Pinch hitting today on Over the Bars is my friend Steve Smith, a fellow Milwaukee bike commuter who did his 20th “Race for the Cock” in the Chequamegon Fat Tire Festival over the weekend. For years Steve and a few other friends have had their own race-within-a-race for a traveling Rooster Trophy. Steve is a good writer, so I asked him to share his experience at the Fat Tire 40 with us this year. Below is his account of this year’s campaign.
As a 20x competitor in the Fat Tire Festival, Chequamegon occupies National Holiday status on the family calendar. I eagerly anticipate the annual pilgrimage to the hinterlands. It serves as a Daylight Savings Time of the cycling season, marking the psychological end of summer and beginning of Fall and Winter pursuits. It also brings the possibilities of racing on a 40 mile course that reads like a favorite book.
The antagonists are well known. There’s “Start Line,” which demands bikes to be placed in the paddock at 4:30 a.m. for the 10 a.m start in order to avoid the scourges of “Controlled Rollout”, a raucous affair that sends 1,900 competitors charging out of town at 25+ mph. Make it through the inevitable pile up and you get a date with “Rosie’s Field.” The deceptively grueling but important scamper up, over and through the field is a Bad Cop interrogation on your fitness and the rest of the day. Make it onto the wheel of the right “train” and you’ll be in Cable in no-time.
Having suffered a fractured patella (knee cap) almost one year ago, this would be a introduction of sorts to the characters of Chequamegon. I feared the power output and demands of dealing with the steep pitches of the thugish “Birkie Trail.” As such, I planned a more conservative approach for this year’s chapter. I would ride “easy” to Double “O” and then try to pile on the coals for the remaining 24 miles of the race, with an expected finish in the 2:40 range.
The bone dry and fast conditions helped the strategy play out nicely, with many of the hills rideable, if not downright dusty. I made it to “OO” in 1:00 and had plenty of gas in the tank….until I ran into a classic Chequamegon Ambush. Swapping out my empty bottle with one from my jersey pocket, I noticed that the extra full bottle in the cage was gone…a victim of the rocky/rutted descents of the Birkie Trail. Bombing down the back side of “OO” I watched with horror as the new/only full bottle rattled loose and exploded under my back tire! The math on that = ~23 miles and at least 1:30 to Cable x 2 sips left in the empty bottle!

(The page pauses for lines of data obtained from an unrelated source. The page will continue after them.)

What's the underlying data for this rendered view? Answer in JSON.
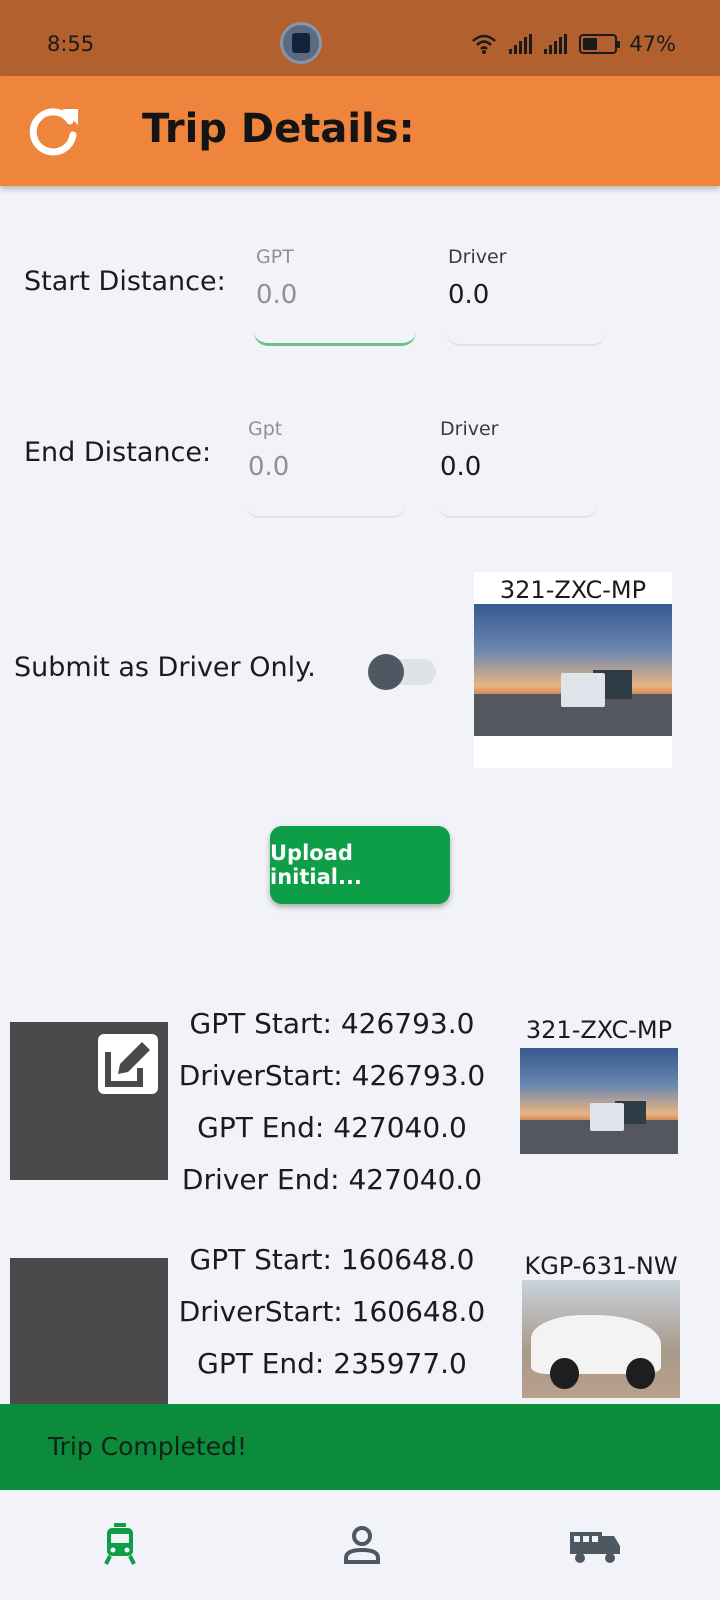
{
  "status_bar": {
    "time": "8:55",
    "battery": "47%",
    "battery_level": 0.47
  },
  "app_bar": {
    "title": "Trip Details:",
    "refresh_icon": "refresh-icon"
  },
  "start_distance": {
    "label": "Start Distance:",
    "gpt": {
      "label": "GPT",
      "value": "0.0"
    },
    "driver": {
      "label": "Driver",
      "value": "0.0"
    }
  },
  "end_distance": {
    "label": "End Distance:",
    "gpt": {
      "label": "Gpt",
      "value": "0.0"
    },
    "driver": {
      "label": "Driver",
      "value": "0.0"
    }
  },
  "driver_only": {
    "label": "Submit as Driver Only.",
    "enabled": false
  },
  "vehicle": {
    "plate": "321-ZXC-MP"
  },
  "upload_button": {
    "label": "Upload initial..."
  },
  "trips": [
    {
      "lines": [
        "GPT Start: 426793.0",
        "DriverStart: 426793.0",
        "GPT End: 427040.0",
        "Driver End: 427040.0"
      ],
      "plate": "321-ZXC-MP",
      "image": "truck-photo",
      "edit_icon": "edit-icon"
    },
    {
      "lines": [
        "GPT Start: 160648.0",
        "DriverStart: 160648.0",
        "GPT End: 235977.0"
      ],
      "plate": "KGP-631-NW",
      "image": "car-photo"
    }
  ],
  "snackbar": {
    "message": "Trip Completed!"
  },
  "bottom_nav": {
    "items": [
      {
        "icon": "train-icon",
        "active": true,
        "color": "#0d9e47"
      },
      {
        "icon": "person-icon",
        "active": false,
        "color": "#4e5862"
      },
      {
        "icon": "truck-icon",
        "active": false,
        "color": "#4e5862"
      }
    ]
  },
  "colors": {
    "app_bar": "#ef843d",
    "status_bar": "#b2602e",
    "accent_green": "#0d9e47",
    "snackbar": "#0c8b3b"
  }
}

I began to eagerly anticipate the Pirate Hill and shot of Rum (fluids!) and the next water stop 11 miles down the trail. Along the way, I was able to get a couple sips from other competitors kind enough to share.
A quick refill with 12 miles to go put me in good shape for the final scenes of the race: “Death Zone,” from mile 8-6, dumps riders back onto exquisitely painful Birkie Grinders. Settle that score and then prepare for Mile 2, the most difficult mile of the entire race. With mind anticipating the end (“Only TWO to GO!” volunteers cheerfully offer), legs are often in full revolt here in the Misery Mile. This year was no different for me, with stabbing cramps puncturing each pedal stroke up the short/steep grades. Joe, a friend who’d been hunting me all day, passed me here adding to the misery.
The mercy of Telemark Hill came thankfully soon after, delivering me to the line in 2:38.
Then comes what is becoming the best part of Chequamegon. The scorecard attestment ceremonies circulate between Coops Pizza (taco pizza), Norske Nook (peach pie), The Sawmill (beer, live music) and The Moccasin (supplementary hydration, pool tables).
By Sunday, the book goes back on the shelf for another year.